How universal preschool affects grade retention in Florida

A study conducted by two University of Virginia professors examines the effects of universal preschool in Florida on grade retention in the early elementary grades. Expanding state-supported preschool programs has been a big push nationally. In fact, the percentage of four-year-olds participating in such programs has more than doubled from 14 to 32 percent between 2002 and 2016.

In 2005, Florida introduced the Voluntary Pre-Kindergarten Program (VPK), a free universal preschool initiative, and as of 2015 the program serves more than three quarters of four-year-olds in the state. Overall, the program has been criticized for low funding levels and not meeting key indicators for quality (as deemed by the National Institute for Early Education Research)—but until now there’s been little to no empirical research examining the program’s impact.

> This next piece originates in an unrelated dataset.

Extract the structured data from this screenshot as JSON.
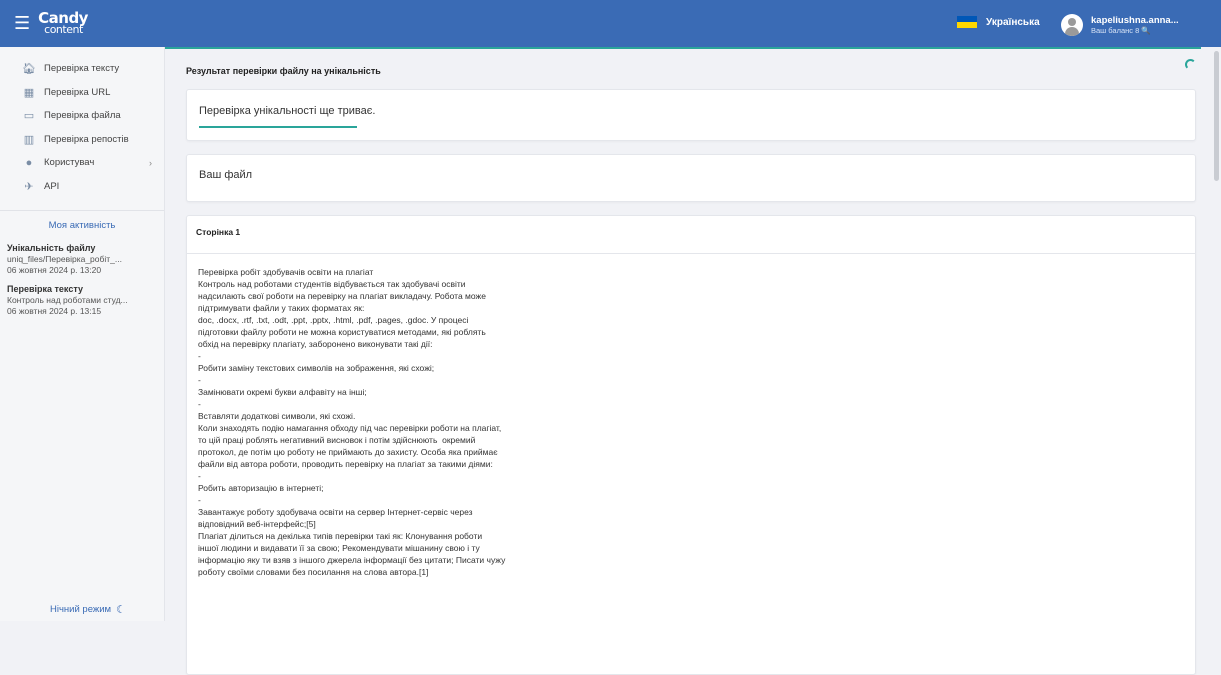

Analysts study whether VPK led to drops in the likelihood that children would be retained between kindergarten and third grade. They track eight cohorts of students, totaling 1.5 million, who enrolled in kindergarten for the first time between fall 2002 and fall 2009. The first four cohorts did not have access to VPK when they were four-year olds; the later four cohorts did. The cohorts are followed through their enrollment in third grade or through the 2011–12 school year, whichever occurs first. Since the program is voluntary, analysts employ a number of rigorous techniques to account for selection and various unobserved characteristics that could impact the comparability of the two groups.

The key finding is that VPK participation significantly reduces the likelihood that children will be held back in kindergarten, but this effect disappears or “fades out” by second grade. In other words, by the time students complete the second grade, there is no difference in the probability of having been retained at least once between VPK participants and non-participants. In short, the initial drop in retention rates is counteracted by increases in subsequent school years. That’s because, conditional on not having been previously retained, VPK participants were actually more likely to be retained in second grade compared to similar non-participants. Analysts hypothesize that, “participating in VPK helped children transition into kindergarten and the expectations of a formal classroom setting more smoothly” [but] “[i]t may be that the program was less effective preparing children for the academic demands of schools that are more relevant in second grade retention decisions.” Perhaps.

Add this to the growing number of studies that find “fade out” of preschool effects, including the big Head Start evaluation, as well as this study of Florida’s third grade retention policy. That’s not to say that preschool programs and interventions such as these don’t have benefits, such as improved non-cognitive skills, considering the respective evaluations of each are typically measuring a narrow set of outcomes. But it should serve as a call for researchers to design studies that can begin to explain why impacts on our youngest learners appear so short-lived.

SOURCE: Luke C. Miller and Daphna Bassok, “The Effects of Universal Preschool on Grade Retention,” Education Finance and Policy (September 2017).

Amber M. Northern, Ph.D.
Amber M. Northern, Ph.D. is the Senior Vice President for Research at the Thomas B. Fordham Institute.